How did your passion for vintage synthesizers begin? Can you tell us about your favorite piece of vintage gear and why it stands out to you?

As I mentioned, I’ve always been a tech geek. However, I also value tradition. I appreciate the tactile approach of manually tweaking knobs and moving faders. This is crucial to my creative process, as using a mouse and monitor often isn’t as enjoyable during production stages. The Juno 106 is one of my favorites. It was one of the first synths I owned. Its unique character and tone come alive when you activate the chorus or introduce some reverb and delay into the signal path. I absolutely adore this synth.

Can you share the inspiration and creative process for your new single, and how it signifies your growth as an artist?

“Nixie” is a track I began nearly two years ago. It was among the pieces stored on my hard drive. Last year, I started collaborating with Dowden regularly. Not only is Dowden an excellent person, but he is also an incredibly skilled professional producer. Our musical styles align closely. I presented an early version of “Nixie” during one of our sessions, and he saw its potential. At first, I was uncertain about how to enhance the track, but together, we finally crafted “Nixie.” I was thrilled when he suggested submitting it to Alex for his upcoming release on Alex O’Rion’s Solis Records, and Alex chose the track. I’m delighted that our EP reached No.1 on the Beatport release charts.

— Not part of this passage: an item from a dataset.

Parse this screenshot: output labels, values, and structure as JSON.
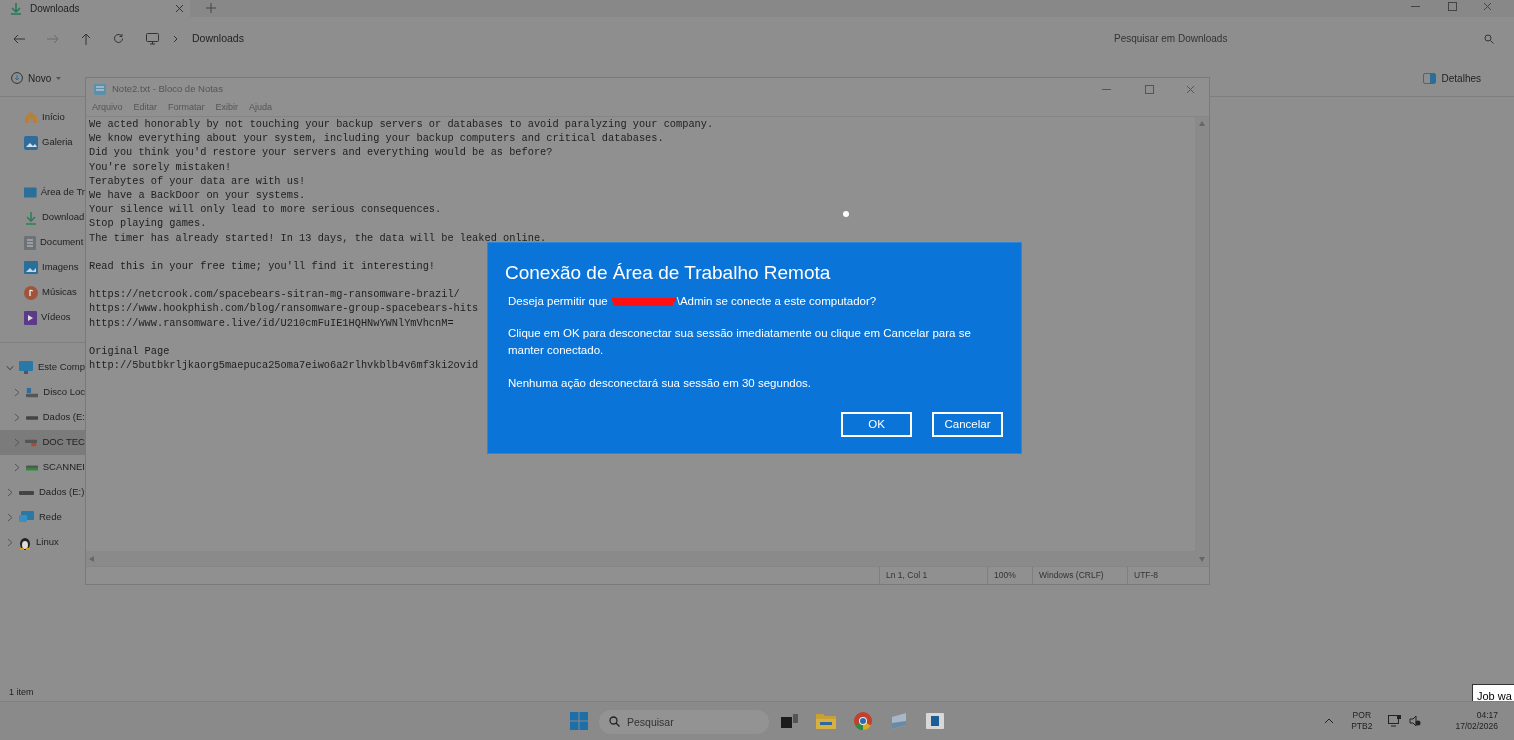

Dowden is now another mentor of mine. I’m genuinely grateful for his support. Along with Keith, I’m fortunate to have two remarkable individuals aiding in the development and refinement of my skills, supporting my mindset, and ultimately supporting me in delivering quality progressive music to the public. That’s my primary goal. So, stay tuned for more.

What do you want listeners to gain from your new single, and how does it contribute to your overall music career?

Imagine standing on the beach as the sun sets into the sea, cocktail in hand. We’re gently grooving into the night, and there’s this track that you just can’t resist dancing to. “Nixie” is the perfect example of this. It transitions your mood from the sunny beachside to the dance floor of pulsating nightclubs. That’s what I aim to achieve with my music during my sets, and hopefully, you can hear this reflected in my productions as well.

Thank you for the interview. It was a pleasure for me.

Nixie is out now on Solis Records